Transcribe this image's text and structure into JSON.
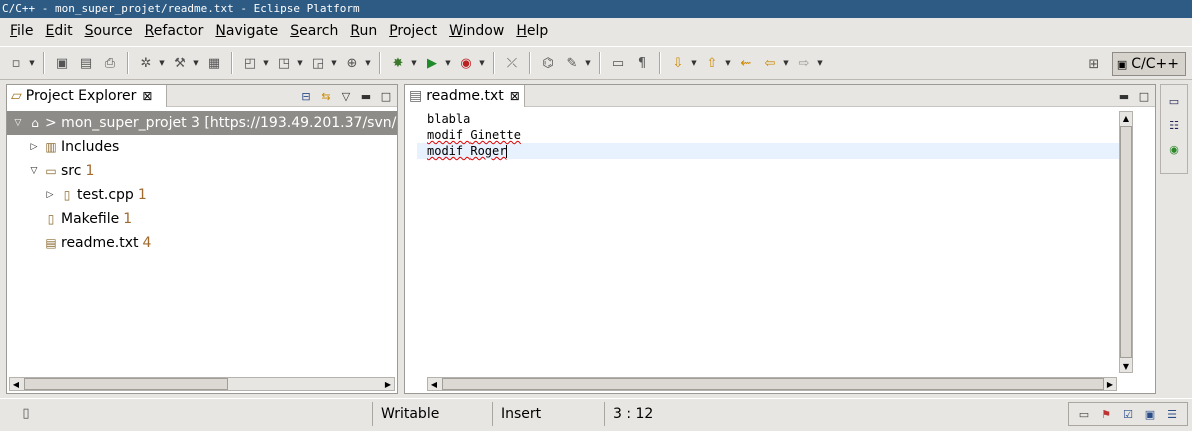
{
  "window": {
    "title": "C/C++ - mon_super_projet/readme.txt - Eclipse Platform"
  },
  "menubar": {
    "items": [
      {
        "label": "File"
      },
      {
        "label": "Edit"
      },
      {
        "label": "Source"
      },
      {
        "label": "Refactor"
      },
      {
        "label": "Navigate"
      },
      {
        "label": "Search"
      },
      {
        "label": "Run"
      },
      {
        "label": "Project"
      },
      {
        "label": "Window"
      },
      {
        "label": "Help"
      }
    ]
  },
  "toolbar": {
    "perspective_label": "C/C++"
  },
  "project_explorer": {
    "tab_label": "Project Explorer",
    "tree": [
      {
        "label": "> mon_super_projet 3 [https://193.49.201.37/svn/",
        "badge": "",
        "depth": 0,
        "expanded": true,
        "selected": true,
        "icon": "project-icon"
      },
      {
        "label": "Includes",
        "badge": "",
        "depth": 1,
        "expanded": false,
        "selected": false,
        "icon": "includes-icon"
      },
      {
        "label": "src",
        "badge": "1",
        "depth": 1,
        "expanded": true,
        "selected": false,
        "icon": "folder-icon"
      },
      {
        "label": "test.cpp",
        "badge": "1",
        "depth": 2,
        "expanded": false,
        "selected": false,
        "icon": "cpp-file-icon"
      },
      {
        "label": "Makefile",
        "badge": "1",
        "depth": 1,
        "expanded": null,
        "selected": false,
        "icon": "makefile-icon"
      },
      {
        "label": "readme.txt",
        "badge": "4",
        "depth": 1,
        "expanded": null,
        "selected": false,
        "icon": "text-file-icon"
      }
    ]
  },
  "editor": {
    "tab_label": "readme.txt",
    "lines": [
      {
        "text": "blabla",
        "current": false
      },
      {
        "pre": "modif ",
        "spell": "Ginette",
        "current": false
      },
      {
        "pre": "modif ",
        "spell": "Roger",
        "current": true
      }
    ]
  },
  "statusbar": {
    "mode": "Writable",
    "insert": "Insert",
    "position": "3 : 12"
  }
}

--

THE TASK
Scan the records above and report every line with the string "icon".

TASK OUTPUT
        "icon": "project-icon"
        "icon": "includes-icon"
        "icon": "folder-icon"
        "icon": "cpp-file-icon"
        "icon": "makefile-icon"
        "icon": "text-file-icon"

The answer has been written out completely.